It is a transistor, the transistor is information itself. The transistor is so simple but it is the foundation of all our modern computers. To understand its impact we need to understand the history and science behind this.
History Of TransistorBefore the transistor existed we used vacuum tubes which are bulky evacuated glass bulbs. The triode vacuum tube consisted of three parts: the cathode, grid and anode.
The current is passed through the cathode and it begins to heat up causing it to release electrons. As gases have been removed from the tube the electrons have very little resistance to their movement and they are attracted to the positively charged anode. This completes the circuit and current flows. But we can manipulate this flow of electrons in many useful ways with the grid
The world's first general-purpose electronic computer the ENIAC used 18,000 vacuum tubes to perform calculations designed by John Mauchly and J. Presper Eckert. It was completed in 1945, it was purpose-built to calculate trajectories for artillery during World War II. A calculation that would take a human a day to calculate took ENIAC, 30 minutes but this thing weighed 30 tons and took up an entire room.

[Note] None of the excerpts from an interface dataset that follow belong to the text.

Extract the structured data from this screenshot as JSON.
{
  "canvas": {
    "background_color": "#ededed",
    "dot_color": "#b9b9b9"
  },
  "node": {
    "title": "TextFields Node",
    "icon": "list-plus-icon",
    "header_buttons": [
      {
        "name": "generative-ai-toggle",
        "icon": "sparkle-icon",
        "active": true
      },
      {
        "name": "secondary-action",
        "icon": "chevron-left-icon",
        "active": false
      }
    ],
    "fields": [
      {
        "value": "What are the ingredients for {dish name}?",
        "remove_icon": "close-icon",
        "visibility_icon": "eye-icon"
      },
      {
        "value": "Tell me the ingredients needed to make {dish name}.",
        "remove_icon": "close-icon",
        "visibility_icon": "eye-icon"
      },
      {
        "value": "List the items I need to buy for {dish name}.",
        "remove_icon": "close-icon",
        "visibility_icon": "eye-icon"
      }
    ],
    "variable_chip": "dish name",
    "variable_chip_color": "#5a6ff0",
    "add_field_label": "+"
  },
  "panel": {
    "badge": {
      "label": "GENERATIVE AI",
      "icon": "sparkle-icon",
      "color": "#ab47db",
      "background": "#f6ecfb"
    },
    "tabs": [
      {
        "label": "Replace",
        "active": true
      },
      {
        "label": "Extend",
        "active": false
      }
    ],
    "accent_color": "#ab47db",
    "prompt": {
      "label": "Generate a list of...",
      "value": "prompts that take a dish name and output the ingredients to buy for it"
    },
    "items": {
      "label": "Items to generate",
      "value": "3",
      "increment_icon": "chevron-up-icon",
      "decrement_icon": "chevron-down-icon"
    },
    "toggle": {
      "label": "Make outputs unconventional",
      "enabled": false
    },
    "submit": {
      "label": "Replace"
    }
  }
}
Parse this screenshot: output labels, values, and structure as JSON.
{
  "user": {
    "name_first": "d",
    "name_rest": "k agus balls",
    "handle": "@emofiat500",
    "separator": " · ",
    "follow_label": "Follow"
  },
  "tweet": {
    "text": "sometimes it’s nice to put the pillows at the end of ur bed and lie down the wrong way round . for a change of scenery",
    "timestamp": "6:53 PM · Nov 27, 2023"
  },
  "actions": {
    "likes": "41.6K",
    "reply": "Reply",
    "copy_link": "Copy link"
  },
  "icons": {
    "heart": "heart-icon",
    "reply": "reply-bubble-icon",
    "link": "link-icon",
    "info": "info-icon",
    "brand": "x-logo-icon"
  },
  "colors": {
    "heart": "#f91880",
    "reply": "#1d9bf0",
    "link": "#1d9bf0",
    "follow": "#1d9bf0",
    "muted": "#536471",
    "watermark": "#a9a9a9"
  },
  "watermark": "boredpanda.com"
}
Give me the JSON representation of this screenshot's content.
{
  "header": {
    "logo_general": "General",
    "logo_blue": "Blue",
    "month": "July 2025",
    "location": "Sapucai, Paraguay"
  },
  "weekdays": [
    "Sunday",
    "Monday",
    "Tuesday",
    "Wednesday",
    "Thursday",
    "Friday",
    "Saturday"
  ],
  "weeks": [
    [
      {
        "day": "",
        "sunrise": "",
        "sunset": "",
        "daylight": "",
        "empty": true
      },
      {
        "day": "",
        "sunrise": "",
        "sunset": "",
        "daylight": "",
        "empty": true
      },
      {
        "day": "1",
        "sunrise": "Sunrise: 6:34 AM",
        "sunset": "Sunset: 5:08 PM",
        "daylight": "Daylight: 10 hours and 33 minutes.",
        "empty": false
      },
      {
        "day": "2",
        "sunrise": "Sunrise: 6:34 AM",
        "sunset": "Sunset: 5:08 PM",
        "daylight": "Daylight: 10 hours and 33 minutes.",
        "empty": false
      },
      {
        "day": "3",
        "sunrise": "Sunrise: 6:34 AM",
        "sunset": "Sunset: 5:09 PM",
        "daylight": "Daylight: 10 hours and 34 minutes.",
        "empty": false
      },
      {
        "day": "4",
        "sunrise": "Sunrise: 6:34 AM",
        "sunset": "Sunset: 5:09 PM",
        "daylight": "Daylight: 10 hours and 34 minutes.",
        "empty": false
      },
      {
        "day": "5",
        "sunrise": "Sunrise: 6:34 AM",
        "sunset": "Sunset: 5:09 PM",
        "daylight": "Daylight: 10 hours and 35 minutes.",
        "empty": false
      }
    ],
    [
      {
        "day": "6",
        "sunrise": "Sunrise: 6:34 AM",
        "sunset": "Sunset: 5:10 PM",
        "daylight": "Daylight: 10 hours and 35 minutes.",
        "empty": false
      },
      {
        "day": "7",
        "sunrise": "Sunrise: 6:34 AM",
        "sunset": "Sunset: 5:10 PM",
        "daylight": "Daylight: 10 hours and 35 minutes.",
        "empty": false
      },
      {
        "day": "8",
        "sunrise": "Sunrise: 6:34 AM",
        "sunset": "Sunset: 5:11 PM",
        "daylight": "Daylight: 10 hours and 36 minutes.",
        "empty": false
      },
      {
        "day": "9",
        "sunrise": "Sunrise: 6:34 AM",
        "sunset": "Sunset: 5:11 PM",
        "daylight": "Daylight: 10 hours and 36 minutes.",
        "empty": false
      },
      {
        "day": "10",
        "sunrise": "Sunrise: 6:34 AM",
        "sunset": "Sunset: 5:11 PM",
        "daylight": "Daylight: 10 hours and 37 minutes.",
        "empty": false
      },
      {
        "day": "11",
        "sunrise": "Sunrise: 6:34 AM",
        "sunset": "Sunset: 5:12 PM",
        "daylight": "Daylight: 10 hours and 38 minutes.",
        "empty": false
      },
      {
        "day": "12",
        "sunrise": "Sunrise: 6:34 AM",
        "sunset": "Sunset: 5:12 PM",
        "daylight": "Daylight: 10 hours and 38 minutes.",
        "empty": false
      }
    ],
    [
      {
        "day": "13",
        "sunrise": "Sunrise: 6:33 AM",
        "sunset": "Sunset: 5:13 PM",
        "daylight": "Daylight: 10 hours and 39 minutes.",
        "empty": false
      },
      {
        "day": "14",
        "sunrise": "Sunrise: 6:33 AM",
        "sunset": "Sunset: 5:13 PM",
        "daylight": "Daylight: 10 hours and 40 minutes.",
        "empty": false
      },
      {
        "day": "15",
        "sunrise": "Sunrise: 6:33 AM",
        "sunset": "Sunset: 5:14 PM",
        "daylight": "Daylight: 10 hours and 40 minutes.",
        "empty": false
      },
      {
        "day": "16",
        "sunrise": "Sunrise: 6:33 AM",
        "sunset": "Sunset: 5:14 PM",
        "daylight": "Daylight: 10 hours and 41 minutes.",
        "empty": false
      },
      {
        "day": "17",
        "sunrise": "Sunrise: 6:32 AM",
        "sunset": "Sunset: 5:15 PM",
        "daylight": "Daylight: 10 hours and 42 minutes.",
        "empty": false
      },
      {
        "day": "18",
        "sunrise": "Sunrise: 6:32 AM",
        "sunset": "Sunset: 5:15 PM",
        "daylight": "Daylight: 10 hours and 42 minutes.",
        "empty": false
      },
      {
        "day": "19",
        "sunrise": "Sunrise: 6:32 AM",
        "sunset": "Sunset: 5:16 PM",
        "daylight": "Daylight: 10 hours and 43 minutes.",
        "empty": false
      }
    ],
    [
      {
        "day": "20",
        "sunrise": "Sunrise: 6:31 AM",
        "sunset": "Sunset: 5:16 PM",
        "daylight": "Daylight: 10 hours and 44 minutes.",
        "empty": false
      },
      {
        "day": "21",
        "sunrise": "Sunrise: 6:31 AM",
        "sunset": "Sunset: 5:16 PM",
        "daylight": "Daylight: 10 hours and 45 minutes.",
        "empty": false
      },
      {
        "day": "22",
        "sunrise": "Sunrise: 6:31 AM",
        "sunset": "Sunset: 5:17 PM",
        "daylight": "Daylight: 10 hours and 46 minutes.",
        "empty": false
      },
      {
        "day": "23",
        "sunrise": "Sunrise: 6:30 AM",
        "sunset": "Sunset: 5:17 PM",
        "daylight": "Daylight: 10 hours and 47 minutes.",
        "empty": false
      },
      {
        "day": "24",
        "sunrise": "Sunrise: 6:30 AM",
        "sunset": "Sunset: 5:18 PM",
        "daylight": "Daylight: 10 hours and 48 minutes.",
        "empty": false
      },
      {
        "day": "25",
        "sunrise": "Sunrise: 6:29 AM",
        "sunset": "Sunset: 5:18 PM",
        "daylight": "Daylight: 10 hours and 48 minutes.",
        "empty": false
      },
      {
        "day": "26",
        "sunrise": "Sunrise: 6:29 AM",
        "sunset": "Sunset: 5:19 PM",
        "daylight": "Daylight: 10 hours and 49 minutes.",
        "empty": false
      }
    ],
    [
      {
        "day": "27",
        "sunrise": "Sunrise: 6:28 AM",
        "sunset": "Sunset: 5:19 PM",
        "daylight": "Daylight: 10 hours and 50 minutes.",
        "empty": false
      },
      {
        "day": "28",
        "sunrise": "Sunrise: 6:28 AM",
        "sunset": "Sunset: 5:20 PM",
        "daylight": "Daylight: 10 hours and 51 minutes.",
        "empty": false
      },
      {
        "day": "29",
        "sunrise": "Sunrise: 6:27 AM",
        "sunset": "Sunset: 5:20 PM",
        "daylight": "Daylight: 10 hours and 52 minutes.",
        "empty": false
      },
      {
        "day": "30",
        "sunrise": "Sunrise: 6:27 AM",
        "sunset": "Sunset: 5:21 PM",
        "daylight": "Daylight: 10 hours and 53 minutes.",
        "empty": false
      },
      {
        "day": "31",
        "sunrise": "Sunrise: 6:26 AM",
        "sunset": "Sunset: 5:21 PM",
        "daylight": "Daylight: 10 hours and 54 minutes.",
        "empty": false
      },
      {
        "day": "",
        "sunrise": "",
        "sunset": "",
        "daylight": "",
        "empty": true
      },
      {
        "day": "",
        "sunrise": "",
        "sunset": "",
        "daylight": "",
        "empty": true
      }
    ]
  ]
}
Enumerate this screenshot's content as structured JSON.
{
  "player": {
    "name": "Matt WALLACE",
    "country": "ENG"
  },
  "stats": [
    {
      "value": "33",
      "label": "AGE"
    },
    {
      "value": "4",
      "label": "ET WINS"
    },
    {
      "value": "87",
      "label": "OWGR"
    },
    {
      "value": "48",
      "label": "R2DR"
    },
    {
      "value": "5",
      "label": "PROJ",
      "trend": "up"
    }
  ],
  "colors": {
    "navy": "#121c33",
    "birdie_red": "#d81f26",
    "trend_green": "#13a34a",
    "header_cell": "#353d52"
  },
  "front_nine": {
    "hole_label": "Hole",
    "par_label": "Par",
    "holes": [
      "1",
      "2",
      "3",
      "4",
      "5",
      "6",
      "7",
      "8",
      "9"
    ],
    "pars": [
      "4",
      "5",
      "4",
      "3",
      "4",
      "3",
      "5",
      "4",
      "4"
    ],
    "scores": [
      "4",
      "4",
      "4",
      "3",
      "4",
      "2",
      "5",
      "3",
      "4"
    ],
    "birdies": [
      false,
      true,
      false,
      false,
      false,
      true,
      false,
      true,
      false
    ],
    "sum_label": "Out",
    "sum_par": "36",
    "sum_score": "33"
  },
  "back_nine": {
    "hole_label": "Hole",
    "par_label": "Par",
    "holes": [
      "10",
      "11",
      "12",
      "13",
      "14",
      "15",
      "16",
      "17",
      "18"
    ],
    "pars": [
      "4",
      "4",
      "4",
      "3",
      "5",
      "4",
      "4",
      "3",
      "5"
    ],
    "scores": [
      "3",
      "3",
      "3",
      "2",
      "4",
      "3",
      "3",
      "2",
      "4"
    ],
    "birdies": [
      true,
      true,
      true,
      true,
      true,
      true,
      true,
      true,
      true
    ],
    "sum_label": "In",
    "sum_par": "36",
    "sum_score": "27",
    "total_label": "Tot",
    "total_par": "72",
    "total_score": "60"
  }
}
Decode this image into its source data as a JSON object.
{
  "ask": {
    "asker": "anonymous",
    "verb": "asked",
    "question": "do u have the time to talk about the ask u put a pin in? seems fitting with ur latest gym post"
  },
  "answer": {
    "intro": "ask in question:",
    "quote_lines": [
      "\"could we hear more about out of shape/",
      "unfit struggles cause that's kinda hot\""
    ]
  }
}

How Transistor Work?The transistor is in your CPU or microscopic and is manufactured with incredible precision with machines on thin wafers of silicon crystals that are sliced off silicon ingots. So what makes silicon so special that an entire section of the San Francisco Bay Area has been nicknamed after the material?
Now if we introduce those impurities to this pure silicon crystal we can change how it conducts the current. If we add phosphorus which has five electrons in its valence shell the extra electron is left free to roam the crystal structure. This extra electron makes the N-type negatively charged which is where the name comes. From the P-type is positively charged because it is doped with Boron which has three electrons in its valence shell. This structure wants to gain its final electron and will steal electrons from its neighboring atoms. This creates a mobile positive charge called a hole.
Free electrons in the N-type were migrated over to fill those holes in the P-type. This creates a boundary layer called the depletion layer which prevents more electrons passing through due to the negative charges repelling each other but when a positive voltage is applied to the base it negates the depletion layer and allows current to flow through completing the circuit. As you can see this is very similar to the function of the vacuum tube so how exactly does this allow computers to perform all these complex functions.
The first bit represents 1 the next 2 then 4 and finally 8 added up that equals 15. This pattern continues with each successive bit representing double the previous so we can add an additional bit if we want to count up to 31
Let's add 5 and 6 together to do this we want the circuit that will hold a 1 in the position as shown in the image. When either 1 and carry the 1 forward when both are 1. As you can see this will give us the number 11. The simplest circuit that can do this is a half adder which contains two types of logic gates. These are devices that can modify the binary code they are built using transistors.
The first is the XOR logic gate which gives a 1 only when one of the inputs is 1 if both are 0 or 1 it gives a 0.
The second logic gate is an AND gate which gives a 0 for everything except when both inputs are 1.
The co-founder of Intel, Gordon E. Moore noticed a trend in 1965 that the density of transistors on integrated circuits doubles every two years that trend has held until very recently but it is starting to slow down. One of the reasons for this is the less well-known of Moore's predictions. Moore second law or rocks law which states that the cost of manufacturing these devices will double every four years.
Intel made an announcement last year that the rate of advancement was slowing for these reasons. It's getting more and more difficult for chip manufacturers to shrink their product while maintaining profit.
Some want to harness quantum mechanics to perform calculations faster than any transistor ever could. Others want to decentralize computing power and create the so-called Internet of Things. Intel has said themselves that they plan to shift their focus from increases in speed to decrease in power consumption. One thing is for sure the computer industry will have to redefine itself in the near future.